▶ Material for this exercise:

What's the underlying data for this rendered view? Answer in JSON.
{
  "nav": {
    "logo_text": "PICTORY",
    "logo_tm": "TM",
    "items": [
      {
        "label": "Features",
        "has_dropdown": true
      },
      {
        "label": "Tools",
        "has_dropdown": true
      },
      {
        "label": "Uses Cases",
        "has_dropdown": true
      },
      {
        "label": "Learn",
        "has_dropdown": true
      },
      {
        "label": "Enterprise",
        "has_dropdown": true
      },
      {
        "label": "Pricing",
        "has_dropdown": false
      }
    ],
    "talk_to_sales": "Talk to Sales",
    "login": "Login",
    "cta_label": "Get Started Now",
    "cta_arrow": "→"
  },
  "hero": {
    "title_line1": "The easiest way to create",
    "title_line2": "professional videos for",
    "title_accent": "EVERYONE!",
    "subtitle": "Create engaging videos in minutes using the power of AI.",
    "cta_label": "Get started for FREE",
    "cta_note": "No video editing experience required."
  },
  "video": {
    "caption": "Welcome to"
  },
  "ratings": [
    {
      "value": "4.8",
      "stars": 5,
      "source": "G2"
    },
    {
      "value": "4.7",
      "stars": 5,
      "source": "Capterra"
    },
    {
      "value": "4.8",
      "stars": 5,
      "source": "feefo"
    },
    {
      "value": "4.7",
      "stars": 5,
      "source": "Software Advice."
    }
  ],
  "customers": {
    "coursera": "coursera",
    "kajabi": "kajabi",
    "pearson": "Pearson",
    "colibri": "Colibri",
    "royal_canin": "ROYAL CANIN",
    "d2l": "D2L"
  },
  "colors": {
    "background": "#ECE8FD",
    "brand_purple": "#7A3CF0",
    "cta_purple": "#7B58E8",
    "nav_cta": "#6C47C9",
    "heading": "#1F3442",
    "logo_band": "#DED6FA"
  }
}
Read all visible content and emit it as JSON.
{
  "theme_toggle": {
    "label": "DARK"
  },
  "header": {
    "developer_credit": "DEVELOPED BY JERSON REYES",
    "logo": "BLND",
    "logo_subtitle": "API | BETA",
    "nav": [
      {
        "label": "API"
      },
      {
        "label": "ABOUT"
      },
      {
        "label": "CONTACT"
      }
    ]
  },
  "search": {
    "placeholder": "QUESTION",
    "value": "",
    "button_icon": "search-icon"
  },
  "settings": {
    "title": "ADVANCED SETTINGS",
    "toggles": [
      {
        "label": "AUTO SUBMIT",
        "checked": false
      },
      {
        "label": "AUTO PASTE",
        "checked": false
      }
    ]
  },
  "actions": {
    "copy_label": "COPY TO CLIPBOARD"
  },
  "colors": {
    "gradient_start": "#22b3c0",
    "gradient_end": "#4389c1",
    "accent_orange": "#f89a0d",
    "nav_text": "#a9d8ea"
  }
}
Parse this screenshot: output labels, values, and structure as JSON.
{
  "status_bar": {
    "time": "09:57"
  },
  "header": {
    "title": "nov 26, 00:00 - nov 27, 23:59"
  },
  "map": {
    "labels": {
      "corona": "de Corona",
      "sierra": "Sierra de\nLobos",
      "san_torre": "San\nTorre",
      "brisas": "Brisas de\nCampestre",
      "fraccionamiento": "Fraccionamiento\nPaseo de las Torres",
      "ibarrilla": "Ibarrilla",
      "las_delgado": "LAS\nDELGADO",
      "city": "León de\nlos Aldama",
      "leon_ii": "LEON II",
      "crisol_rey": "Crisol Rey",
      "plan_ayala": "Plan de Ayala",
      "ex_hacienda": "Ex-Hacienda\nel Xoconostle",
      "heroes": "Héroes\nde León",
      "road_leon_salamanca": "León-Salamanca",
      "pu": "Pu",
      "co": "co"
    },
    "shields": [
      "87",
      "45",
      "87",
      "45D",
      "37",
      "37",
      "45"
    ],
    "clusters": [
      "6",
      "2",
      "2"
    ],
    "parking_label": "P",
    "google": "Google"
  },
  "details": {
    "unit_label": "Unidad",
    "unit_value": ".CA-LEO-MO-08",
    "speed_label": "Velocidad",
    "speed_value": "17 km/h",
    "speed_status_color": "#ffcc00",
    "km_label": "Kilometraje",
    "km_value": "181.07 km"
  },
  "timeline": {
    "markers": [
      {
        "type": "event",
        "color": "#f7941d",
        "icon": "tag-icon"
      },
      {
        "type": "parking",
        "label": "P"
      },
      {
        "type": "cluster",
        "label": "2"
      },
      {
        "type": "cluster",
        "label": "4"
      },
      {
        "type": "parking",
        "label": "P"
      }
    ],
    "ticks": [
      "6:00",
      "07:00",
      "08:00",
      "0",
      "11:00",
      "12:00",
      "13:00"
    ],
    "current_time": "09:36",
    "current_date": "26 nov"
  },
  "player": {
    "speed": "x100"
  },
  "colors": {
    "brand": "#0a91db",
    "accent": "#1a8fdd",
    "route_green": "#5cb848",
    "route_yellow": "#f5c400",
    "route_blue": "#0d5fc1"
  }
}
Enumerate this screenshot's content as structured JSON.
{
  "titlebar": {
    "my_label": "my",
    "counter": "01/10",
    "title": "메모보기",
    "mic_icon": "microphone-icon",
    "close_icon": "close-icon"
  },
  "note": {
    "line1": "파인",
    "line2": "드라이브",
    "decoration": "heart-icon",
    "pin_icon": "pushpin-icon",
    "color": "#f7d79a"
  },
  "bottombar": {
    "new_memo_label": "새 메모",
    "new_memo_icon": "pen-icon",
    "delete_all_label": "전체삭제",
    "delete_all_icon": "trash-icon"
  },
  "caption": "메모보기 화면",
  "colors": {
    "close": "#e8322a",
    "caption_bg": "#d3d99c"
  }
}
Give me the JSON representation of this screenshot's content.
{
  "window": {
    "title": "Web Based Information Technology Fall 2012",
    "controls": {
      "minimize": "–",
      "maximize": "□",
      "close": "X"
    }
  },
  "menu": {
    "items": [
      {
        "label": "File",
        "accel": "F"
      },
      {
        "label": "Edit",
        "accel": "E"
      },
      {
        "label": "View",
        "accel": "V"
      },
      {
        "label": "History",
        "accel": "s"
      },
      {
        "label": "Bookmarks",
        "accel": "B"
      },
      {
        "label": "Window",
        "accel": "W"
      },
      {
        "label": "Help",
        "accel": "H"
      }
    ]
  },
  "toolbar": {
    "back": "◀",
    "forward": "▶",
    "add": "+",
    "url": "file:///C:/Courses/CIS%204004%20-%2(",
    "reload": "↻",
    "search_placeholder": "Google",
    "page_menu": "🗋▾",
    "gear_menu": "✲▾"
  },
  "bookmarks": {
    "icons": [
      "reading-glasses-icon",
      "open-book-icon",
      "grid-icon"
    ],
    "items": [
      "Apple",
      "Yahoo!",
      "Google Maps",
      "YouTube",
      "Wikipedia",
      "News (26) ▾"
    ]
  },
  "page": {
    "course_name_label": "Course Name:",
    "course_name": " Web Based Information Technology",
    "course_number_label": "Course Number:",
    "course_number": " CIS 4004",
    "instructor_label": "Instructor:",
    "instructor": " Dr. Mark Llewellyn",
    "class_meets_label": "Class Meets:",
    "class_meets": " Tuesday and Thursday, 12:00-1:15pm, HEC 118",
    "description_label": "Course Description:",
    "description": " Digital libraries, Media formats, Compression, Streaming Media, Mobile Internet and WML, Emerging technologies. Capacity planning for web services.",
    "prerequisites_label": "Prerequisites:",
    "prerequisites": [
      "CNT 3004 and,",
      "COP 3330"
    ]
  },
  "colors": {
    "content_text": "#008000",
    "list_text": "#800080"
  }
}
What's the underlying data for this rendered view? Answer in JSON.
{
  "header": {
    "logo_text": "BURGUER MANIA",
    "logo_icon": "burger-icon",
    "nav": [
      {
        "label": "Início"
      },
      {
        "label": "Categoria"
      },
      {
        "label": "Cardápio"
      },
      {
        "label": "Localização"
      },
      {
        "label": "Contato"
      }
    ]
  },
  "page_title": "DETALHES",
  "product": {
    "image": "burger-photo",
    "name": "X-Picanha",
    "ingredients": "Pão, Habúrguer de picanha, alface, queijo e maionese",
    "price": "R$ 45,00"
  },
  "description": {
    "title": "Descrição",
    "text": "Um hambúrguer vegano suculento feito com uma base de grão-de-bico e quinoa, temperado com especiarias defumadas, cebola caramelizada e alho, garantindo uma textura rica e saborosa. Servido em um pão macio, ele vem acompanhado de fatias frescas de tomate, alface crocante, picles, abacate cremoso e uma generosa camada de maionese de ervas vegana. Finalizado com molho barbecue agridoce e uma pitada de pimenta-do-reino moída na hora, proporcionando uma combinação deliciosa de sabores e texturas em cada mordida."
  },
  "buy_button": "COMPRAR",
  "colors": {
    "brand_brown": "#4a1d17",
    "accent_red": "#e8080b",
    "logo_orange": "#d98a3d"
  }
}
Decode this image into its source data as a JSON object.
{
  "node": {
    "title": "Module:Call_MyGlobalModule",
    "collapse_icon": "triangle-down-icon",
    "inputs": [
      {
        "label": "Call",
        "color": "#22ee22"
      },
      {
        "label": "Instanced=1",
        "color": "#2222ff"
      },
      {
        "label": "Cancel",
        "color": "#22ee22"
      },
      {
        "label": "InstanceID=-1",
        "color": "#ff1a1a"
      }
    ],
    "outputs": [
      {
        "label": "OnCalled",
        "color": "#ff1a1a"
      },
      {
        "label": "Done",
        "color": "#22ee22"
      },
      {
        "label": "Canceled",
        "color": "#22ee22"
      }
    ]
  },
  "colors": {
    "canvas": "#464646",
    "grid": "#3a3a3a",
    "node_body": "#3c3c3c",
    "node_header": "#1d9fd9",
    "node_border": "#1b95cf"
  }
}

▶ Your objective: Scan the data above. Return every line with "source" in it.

▶ Final answer:
      "source": "G2"
      "source": "Capterra"
      "source": "feefo"
      "source": "Software Advice."
Decode this image into its source data as a JSON object.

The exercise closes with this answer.